Limerick Land Search and Rescue chairman Calvin Prendergast  said that although they had been operating for nine years, the only ever had one small room which they used to store equipment.

“Even that room wasn’t suitable because it was damp. As a result, life-saving equipment was damaged and had to be thrown out,” Mr Prendergast explained.

“At the minute, we are working out of our jeep. A new base would mean we would be able to expand our operations tenfold,” he added.

Limerick Treaty Suicide Prevention Group chairman Matt Collins said the meeting was positive as it got the three groups to sit down at one table.

However, following this council meeting and two trips to the Dáil,  he said he was frustrated with the lack of action.

“This is a chance to actually keep people alive, they need to see the importance of that. While we are busy talking, people are dying,” he said.

“Families are losing their children, children are losing mothers and fathers, we’re losing friends. This can’t keep going on,” Mr Collins added.

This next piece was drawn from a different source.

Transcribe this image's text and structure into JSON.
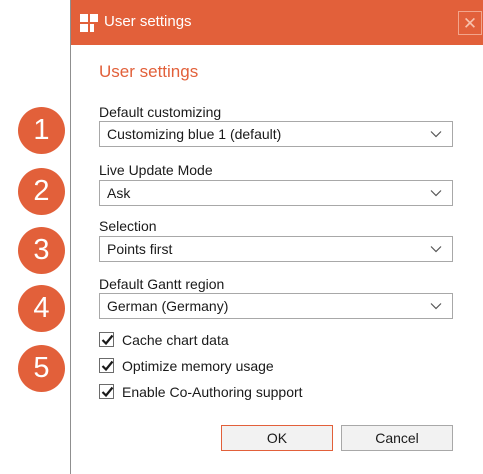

All three groups intend to continue talks with council officials and local representatives in the hope that plans for a joint city centre base will come to fruition without delay.